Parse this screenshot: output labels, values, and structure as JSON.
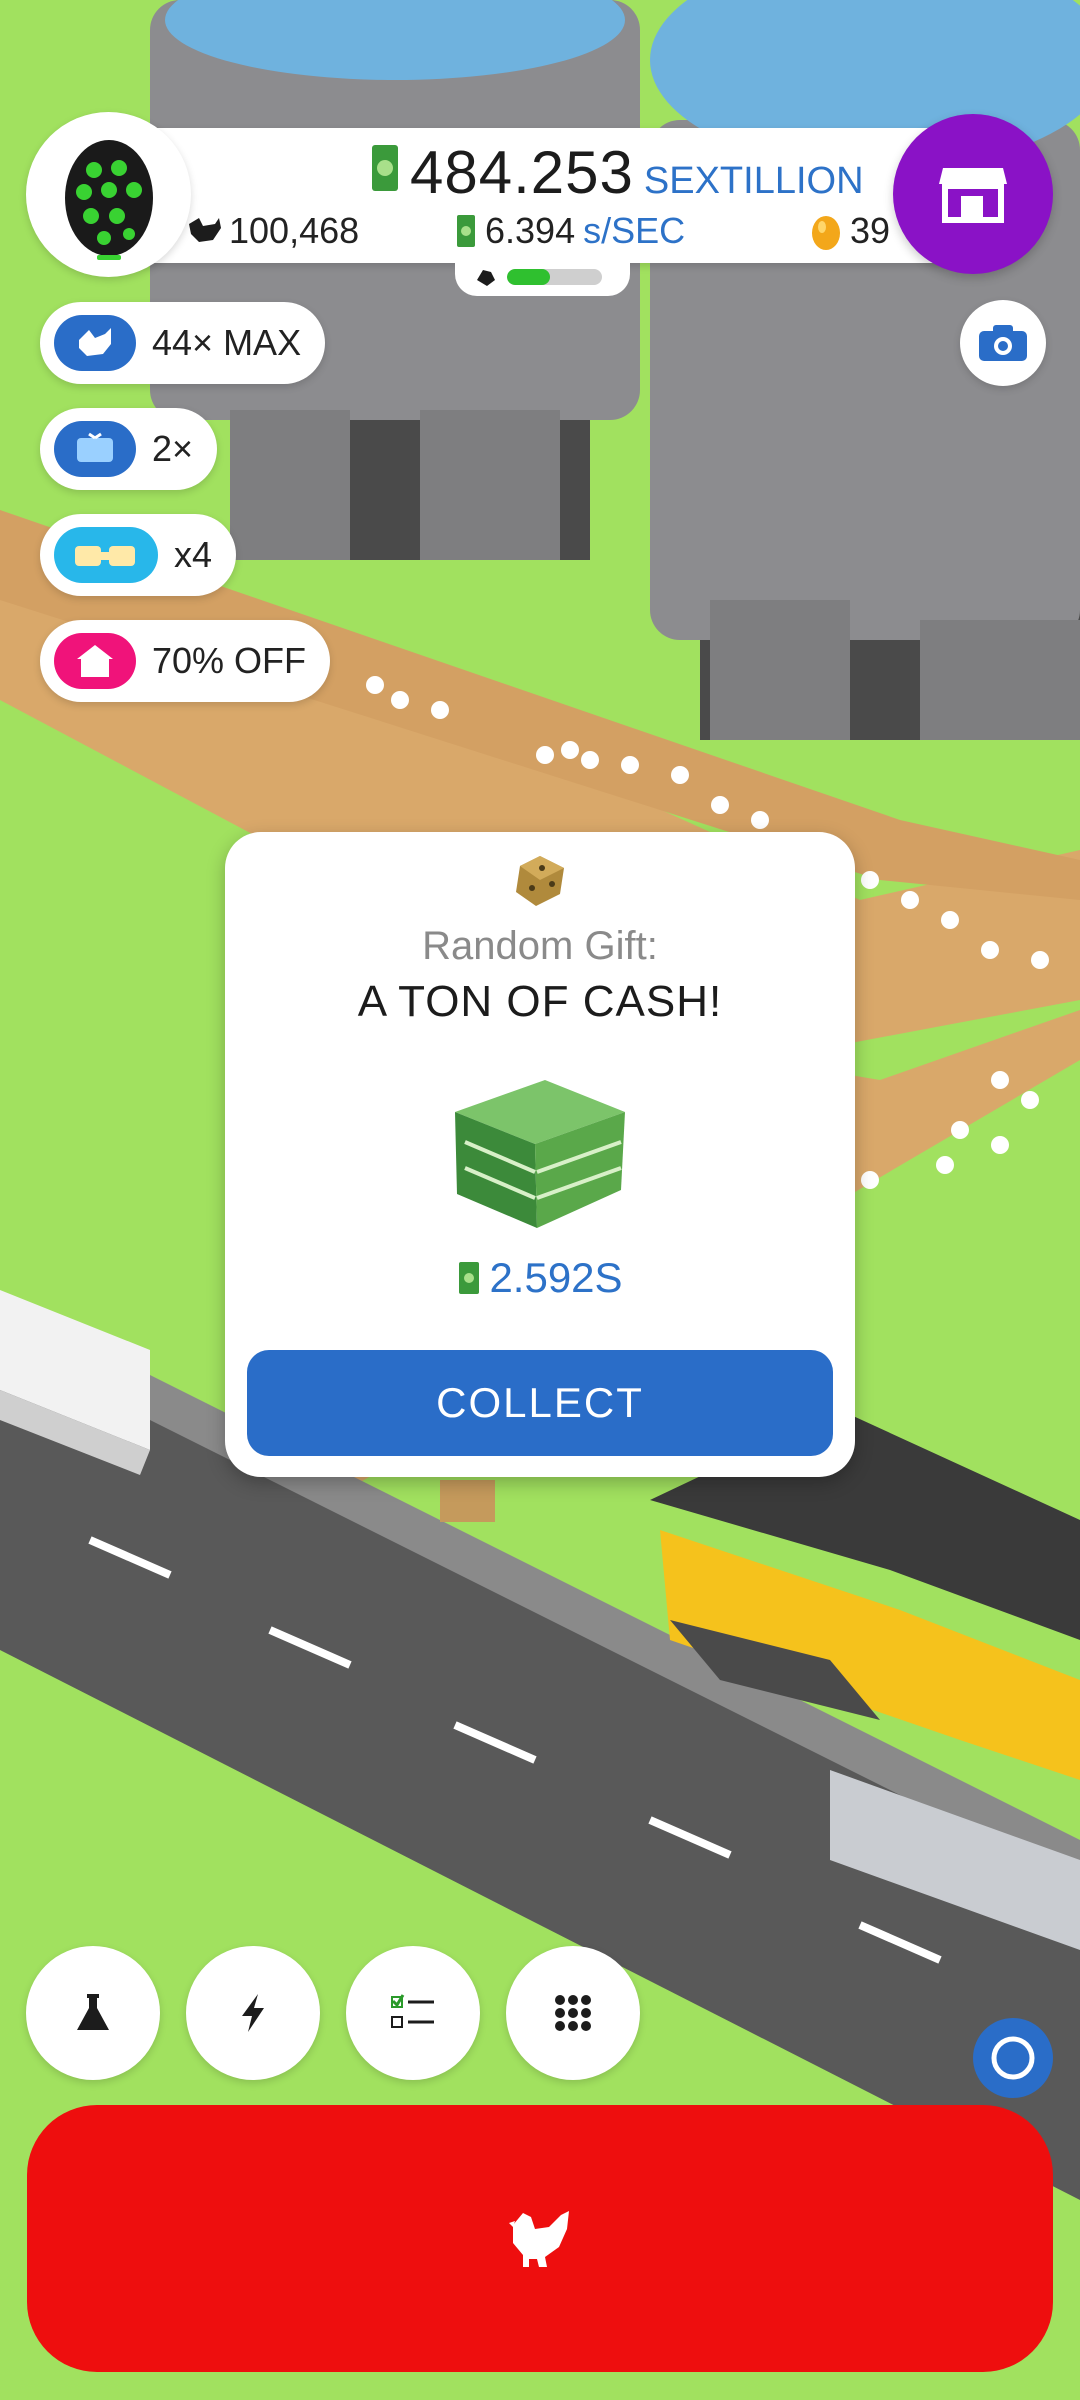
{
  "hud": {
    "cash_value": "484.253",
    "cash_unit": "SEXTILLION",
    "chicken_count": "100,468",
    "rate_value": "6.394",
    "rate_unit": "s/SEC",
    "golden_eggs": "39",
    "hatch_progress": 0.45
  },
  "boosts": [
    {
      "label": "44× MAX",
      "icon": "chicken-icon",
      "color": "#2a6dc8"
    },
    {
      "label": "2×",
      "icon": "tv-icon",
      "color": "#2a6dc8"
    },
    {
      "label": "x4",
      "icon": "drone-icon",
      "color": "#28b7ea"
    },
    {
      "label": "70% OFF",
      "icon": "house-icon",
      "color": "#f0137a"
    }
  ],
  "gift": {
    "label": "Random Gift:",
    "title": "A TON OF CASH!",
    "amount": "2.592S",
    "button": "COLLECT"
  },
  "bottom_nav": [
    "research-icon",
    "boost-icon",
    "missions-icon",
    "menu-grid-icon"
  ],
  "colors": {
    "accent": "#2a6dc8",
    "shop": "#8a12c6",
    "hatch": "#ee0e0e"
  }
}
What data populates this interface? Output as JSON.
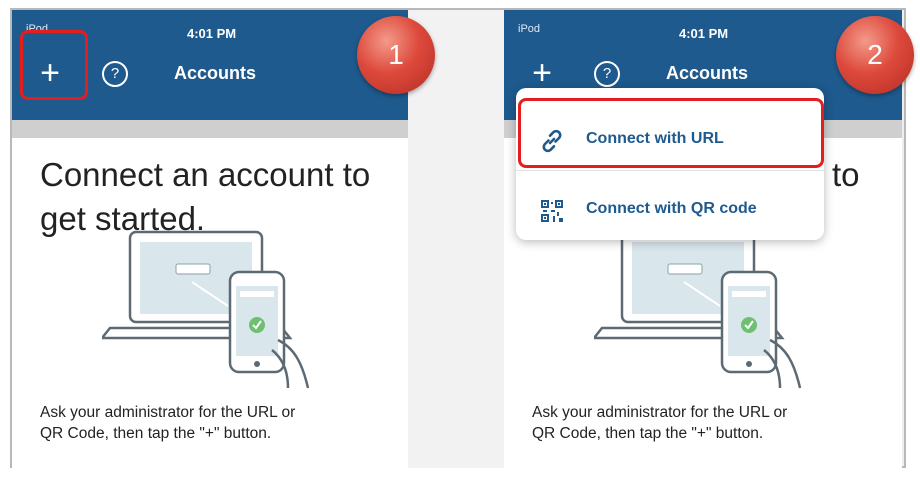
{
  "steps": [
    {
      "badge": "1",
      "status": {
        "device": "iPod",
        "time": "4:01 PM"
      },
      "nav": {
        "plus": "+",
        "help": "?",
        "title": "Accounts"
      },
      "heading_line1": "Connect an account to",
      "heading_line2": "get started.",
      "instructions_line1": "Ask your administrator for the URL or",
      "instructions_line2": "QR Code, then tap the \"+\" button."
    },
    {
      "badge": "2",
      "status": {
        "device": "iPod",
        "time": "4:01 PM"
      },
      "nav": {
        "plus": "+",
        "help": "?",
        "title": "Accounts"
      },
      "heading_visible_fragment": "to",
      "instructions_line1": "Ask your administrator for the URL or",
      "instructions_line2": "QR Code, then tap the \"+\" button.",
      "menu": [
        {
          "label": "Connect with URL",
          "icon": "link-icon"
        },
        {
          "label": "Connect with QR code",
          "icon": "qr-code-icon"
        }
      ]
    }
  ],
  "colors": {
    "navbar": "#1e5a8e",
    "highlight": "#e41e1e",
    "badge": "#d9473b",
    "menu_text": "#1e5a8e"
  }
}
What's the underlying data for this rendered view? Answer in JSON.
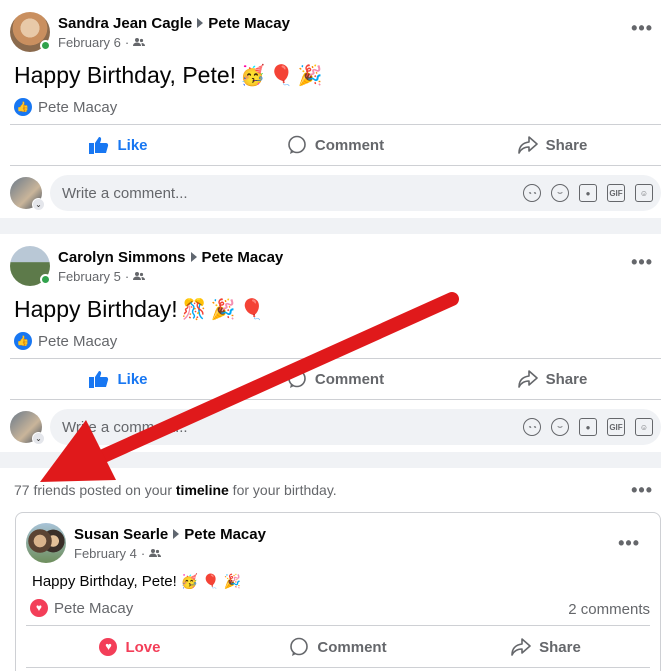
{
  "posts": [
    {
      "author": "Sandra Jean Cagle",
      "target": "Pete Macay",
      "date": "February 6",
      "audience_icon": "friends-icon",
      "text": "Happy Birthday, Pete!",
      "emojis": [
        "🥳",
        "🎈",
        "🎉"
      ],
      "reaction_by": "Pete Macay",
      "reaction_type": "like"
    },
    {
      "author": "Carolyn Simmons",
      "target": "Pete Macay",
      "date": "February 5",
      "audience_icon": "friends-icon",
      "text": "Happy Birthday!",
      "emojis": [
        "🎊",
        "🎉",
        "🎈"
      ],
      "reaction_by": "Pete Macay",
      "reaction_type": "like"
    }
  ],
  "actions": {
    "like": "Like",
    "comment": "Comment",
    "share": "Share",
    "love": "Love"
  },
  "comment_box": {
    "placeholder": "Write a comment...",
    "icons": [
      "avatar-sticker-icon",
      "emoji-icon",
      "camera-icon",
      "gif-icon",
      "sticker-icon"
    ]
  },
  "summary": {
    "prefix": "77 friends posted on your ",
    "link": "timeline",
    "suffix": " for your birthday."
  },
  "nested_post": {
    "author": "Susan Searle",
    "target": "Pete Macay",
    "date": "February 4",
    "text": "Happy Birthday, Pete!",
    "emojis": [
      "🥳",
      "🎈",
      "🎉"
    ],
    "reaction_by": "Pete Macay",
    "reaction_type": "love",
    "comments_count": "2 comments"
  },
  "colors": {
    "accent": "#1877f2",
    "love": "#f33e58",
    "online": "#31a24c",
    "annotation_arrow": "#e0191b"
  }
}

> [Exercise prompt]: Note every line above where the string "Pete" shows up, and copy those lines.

> [Result of this exercise]:
      "target": "Pete Macay",
      "text": "Happy Birthday, Pete!",
      "reaction_by": "Pete Macay",
      "target": "Pete Macay",
      "reaction_by": "Pete Macay",
    "target": "Pete Macay",
    "text": "Happy Birthday, Pete!",
    "reaction_by": "Pete Macay",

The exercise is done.